Instructions to follow. From the entries that follow, copy every line with the word "degree".

Stored dataset items.
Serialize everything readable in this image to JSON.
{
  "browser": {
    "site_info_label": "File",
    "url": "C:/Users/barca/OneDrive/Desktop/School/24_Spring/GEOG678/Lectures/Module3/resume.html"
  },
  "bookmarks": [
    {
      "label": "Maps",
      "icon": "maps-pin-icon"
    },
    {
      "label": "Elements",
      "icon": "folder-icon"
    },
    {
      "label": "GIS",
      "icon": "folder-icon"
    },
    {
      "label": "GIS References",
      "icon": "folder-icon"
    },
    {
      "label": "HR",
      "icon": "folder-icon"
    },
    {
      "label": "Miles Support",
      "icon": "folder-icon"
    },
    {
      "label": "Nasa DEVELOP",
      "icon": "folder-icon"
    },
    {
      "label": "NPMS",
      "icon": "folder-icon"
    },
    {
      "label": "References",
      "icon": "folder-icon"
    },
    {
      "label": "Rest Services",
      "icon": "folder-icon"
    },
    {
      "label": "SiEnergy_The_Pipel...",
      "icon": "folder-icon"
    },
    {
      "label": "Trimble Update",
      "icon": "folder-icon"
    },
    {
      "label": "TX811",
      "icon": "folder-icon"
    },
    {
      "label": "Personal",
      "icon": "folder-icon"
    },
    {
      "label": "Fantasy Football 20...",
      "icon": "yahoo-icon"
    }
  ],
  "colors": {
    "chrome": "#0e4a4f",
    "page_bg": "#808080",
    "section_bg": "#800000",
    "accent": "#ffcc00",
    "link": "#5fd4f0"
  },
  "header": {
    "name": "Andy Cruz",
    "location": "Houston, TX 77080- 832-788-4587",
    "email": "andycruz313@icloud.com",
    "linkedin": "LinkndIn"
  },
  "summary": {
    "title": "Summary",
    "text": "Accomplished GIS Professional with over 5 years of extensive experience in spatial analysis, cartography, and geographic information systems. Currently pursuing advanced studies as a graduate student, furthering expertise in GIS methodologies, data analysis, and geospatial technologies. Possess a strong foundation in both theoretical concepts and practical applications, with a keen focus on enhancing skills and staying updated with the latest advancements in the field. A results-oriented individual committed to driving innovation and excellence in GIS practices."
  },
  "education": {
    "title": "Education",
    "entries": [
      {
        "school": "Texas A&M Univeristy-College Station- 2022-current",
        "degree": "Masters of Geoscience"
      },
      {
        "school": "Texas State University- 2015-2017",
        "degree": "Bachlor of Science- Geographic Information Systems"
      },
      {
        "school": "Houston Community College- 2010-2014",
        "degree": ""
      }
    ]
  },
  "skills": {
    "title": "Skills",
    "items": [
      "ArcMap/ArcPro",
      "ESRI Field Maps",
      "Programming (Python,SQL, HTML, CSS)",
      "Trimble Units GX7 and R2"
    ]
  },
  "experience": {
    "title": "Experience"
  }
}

Written solution.
        "degree": "Masters of Geoscience"
        "degree": "Bachlor of Science- Geographic Information Systems"
        "degree": ""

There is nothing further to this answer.